__Your assignment__: Write out the whole listing exactly as it stands.

__Exercise data__:

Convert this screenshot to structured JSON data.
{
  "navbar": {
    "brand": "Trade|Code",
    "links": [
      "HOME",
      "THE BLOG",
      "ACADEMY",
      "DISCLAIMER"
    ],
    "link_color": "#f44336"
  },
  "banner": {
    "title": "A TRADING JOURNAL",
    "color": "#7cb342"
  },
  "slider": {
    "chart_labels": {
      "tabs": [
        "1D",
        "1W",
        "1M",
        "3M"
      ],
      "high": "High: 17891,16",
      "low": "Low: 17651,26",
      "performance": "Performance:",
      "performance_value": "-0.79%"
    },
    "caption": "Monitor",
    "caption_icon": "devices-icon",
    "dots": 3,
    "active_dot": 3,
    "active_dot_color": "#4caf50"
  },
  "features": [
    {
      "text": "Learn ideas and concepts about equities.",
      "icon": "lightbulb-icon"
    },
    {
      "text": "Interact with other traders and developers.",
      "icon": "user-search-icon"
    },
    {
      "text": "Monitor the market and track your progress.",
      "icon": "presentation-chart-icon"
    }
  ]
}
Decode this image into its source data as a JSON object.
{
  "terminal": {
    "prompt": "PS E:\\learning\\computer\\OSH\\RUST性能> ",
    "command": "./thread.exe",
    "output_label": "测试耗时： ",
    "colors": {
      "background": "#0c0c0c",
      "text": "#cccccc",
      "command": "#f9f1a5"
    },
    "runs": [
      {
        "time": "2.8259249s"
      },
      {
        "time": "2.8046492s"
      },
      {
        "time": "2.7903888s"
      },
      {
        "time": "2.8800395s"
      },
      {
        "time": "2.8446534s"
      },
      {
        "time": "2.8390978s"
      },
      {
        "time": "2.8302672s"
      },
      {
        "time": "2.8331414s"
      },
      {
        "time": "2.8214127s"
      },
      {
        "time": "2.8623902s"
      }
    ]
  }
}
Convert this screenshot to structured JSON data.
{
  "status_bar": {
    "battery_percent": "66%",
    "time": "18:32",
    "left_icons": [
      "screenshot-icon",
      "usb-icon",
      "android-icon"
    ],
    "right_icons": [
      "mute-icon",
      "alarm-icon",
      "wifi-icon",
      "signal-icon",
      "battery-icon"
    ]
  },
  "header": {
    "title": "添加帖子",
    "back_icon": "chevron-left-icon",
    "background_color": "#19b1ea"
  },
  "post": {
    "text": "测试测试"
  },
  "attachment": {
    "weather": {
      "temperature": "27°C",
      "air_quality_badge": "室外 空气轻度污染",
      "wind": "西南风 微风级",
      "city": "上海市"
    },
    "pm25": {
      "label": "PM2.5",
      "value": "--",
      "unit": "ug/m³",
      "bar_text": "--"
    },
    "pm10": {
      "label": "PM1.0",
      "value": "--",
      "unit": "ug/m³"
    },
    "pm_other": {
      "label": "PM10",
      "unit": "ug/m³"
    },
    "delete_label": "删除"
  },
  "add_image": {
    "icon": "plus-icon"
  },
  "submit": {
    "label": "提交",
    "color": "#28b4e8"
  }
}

__Written solution__:
Convert this screenshot to structured JSON data.
{
  "navbar": {
    "brand": "Trade|Code",
    "links": [
      "HOME",
      "THE BLOG",
      "ACADEMY",
      "DISCLAIMER"
    ],
    "link_color": "#f44336"
  },
  "banner": {
    "title": "A TRADING JOURNAL",
    "color": "#7cb342"
  },
  "slider": {
    "chart_labels": {
      "tabs": [
        "1D",
        "1W",
        "1M",
        "3M"
      ],
      "high": "High: 17891,16",
      "low": "Low: 17651,26",
      "performance": "Performance:",
      "performance_value": "-0.79%"
    },
    "caption": "Monitor",
    "caption_icon": "devices-icon",
    "dots": 3,
    "active_dot": 3,
    "active_dot_color": "#4caf50"
  },
  "features": [
    {
      "text": "Learn ideas and concepts about equities.",
      "icon": "lightbulb-icon"
    },
    {
      "text": "Interact with other traders and developers.",
      "icon": "user-search-icon"
    },
    {
      "text": "Monitor the market and track your progress.",
      "icon": "presentation-chart-icon"
    }
  ]
}
Decode this image into its source data as a JSON object.
{
  "terminal": {
    "prompt": "PS E:\\learning\\computer\\OSH\\RUST性能> ",
    "command": "./thread.exe",
    "output_label": "测试耗时： ",
    "colors": {
      "background": "#0c0c0c",
      "text": "#cccccc",
      "command": "#f9f1a5"
    },
    "runs": [
      {
        "time": "2.8259249s"
      },
      {
        "time": "2.8046492s"
      },
      {
        "time": "2.7903888s"
      },
      {
        "time": "2.8800395s"
      },
      {
        "time": "2.8446534s"
      },
      {
        "time": "2.8390978s"
      },
      {
        "time": "2.8302672s"
      },
      {
        "time": "2.8331414s"
      },
      {
        "time": "2.8214127s"
      },
      {
        "time": "2.8623902s"
      }
    ]
  }
}
Convert this screenshot to structured JSON data.
{
  "status_bar": {
    "battery_percent": "66%",
    "time": "18:32",
    "left_icons": [
      "screenshot-icon",
      "usb-icon",
      "android-icon"
    ],
    "right_icons": [
      "mute-icon",
      "alarm-icon",
      "wifi-icon",
      "signal-icon",
      "battery-icon"
    ]
  },
  "header": {
    "title": "添加帖子",
    "back_icon": "chevron-left-icon",
    "background_color": "#19b1ea"
  },
  "post": {
    "text": "测试测试"
  },
  "attachment": {
    "weather": {
      "temperature": "27°C",
      "air_quality_badge": "室外 空气轻度污染",
      "wind": "西南风 微风级",
      "city": "上海市"
    },
    "pm25": {
      "label": "PM2.5",
      "value": "--",
      "unit": "ug/m³",
      "bar_text": "--"
    },
    "pm10": {
      "label": "PM1.0",
      "value": "--",
      "unit": "ug/m³"
    },
    "pm_other": {
      "label": "PM10",
      "unit": "ug/m³"
    },
    "delete_label": "删除"
  },
  "add_image": {
    "icon": "plus-icon"
  },
  "submit": {
    "label": "提交",
    "color": "#28b4e8"
  }
}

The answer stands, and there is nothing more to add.